HOW TO COMPLETE THIS TASK: What you return must match the entries word for word, minus the pictures.

INPUT RECORDS:
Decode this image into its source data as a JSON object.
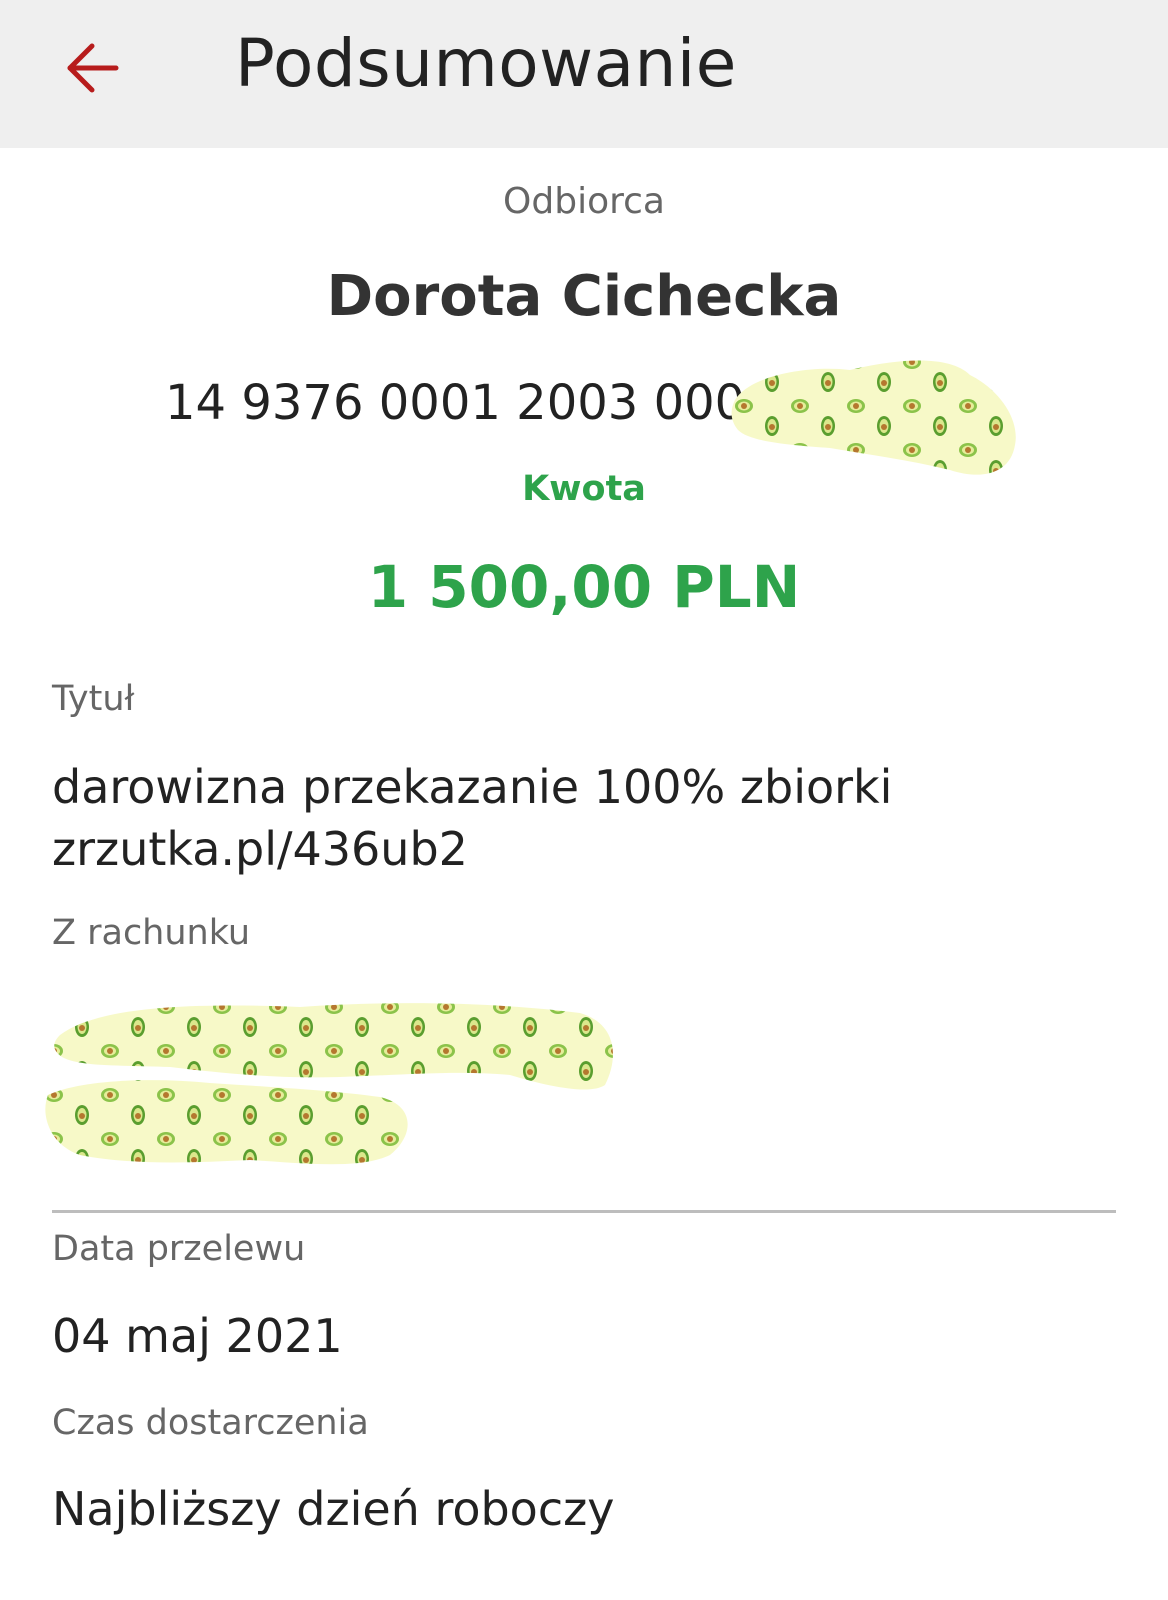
{
  "header": {
    "title": "Podsumowanie",
    "back_icon": "arrow-left-icon",
    "accent_color": "#b71c1c"
  },
  "recipient": {
    "label": "Odbiorca",
    "name": "Dorota Cichecka",
    "account_visible": "14 9376 0001 2003 0000"
  },
  "amount": {
    "label": "Kwota",
    "value": "1 500,00 PLN",
    "color": "#2ea34b"
  },
  "title_field": {
    "label": "Tytuł",
    "value_line1": "darowizna przekazanie 100% zbiorki",
    "value_line2": "zrzutka.pl/436ub2"
  },
  "from_account": {
    "label": "Z rachunku"
  },
  "transfer_date": {
    "label": "Data przelewu",
    "value": "04 maj 2021"
  },
  "delivery_time": {
    "label": "Czas dostarczenia",
    "value": "Najbliższy dzień roboczy"
  }
}
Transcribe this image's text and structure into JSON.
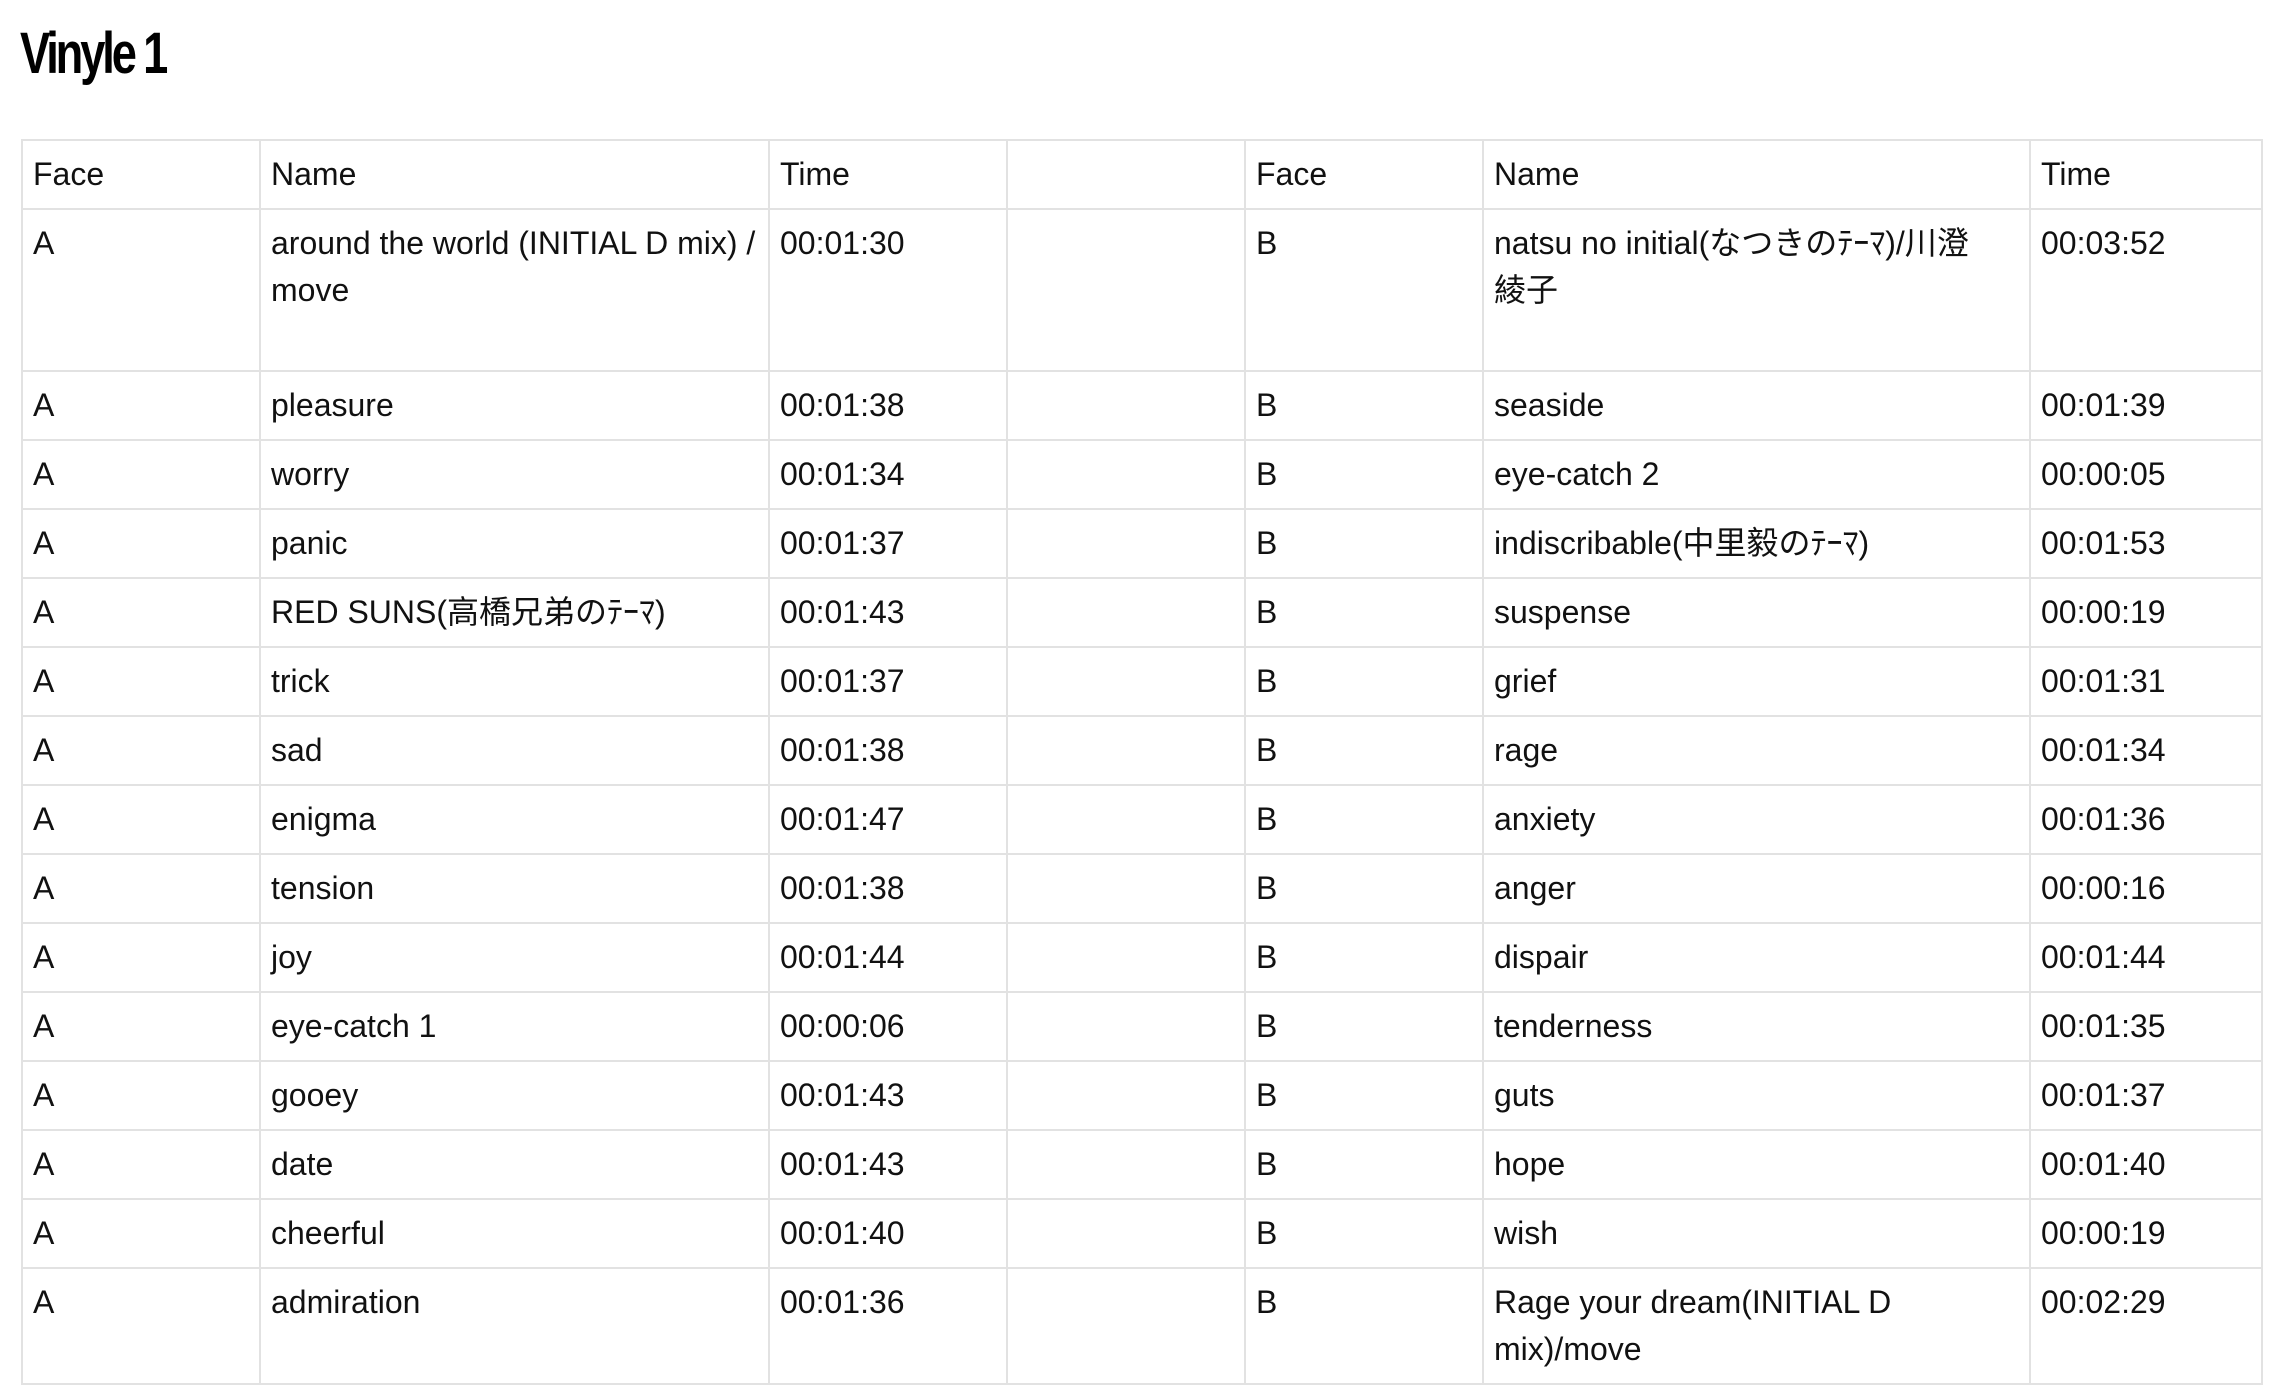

SOLUTION:
Decode this image into its source data as a JSON object.
{
  "header": {
    "title": "Podsumowanie",
    "back_icon": "arrow-left-icon",
    "accent_color": "#b71c1c"
  },
  "recipient": {
    "label": "Odbiorca",
    "name": "Dorota Cichecka",
    "account_visible": "14 9376 0001 2003 0000"
  },
  "amount": {
    "label": "Kwota",
    "value": "1 500,00 PLN",
    "color": "#2ea34b"
  },
  "title_field": {
    "label": "Tytuł",
    "value_line1": "darowizna przekazanie 100% zbiorki",
    "value_line2": "zrzutka.pl/436ub2"
  },
  "from_account": {
    "label": "Z rachunku"
  },
  "transfer_date": {
    "label": "Data przelewu",
    "value": "04 maj 2021"
  },
  "delivery_time": {
    "label": "Czas dostarczenia",
    "value": "Najbliższy dzień roboczy"
  }
}
Transcribe this image's text and structure into JSON.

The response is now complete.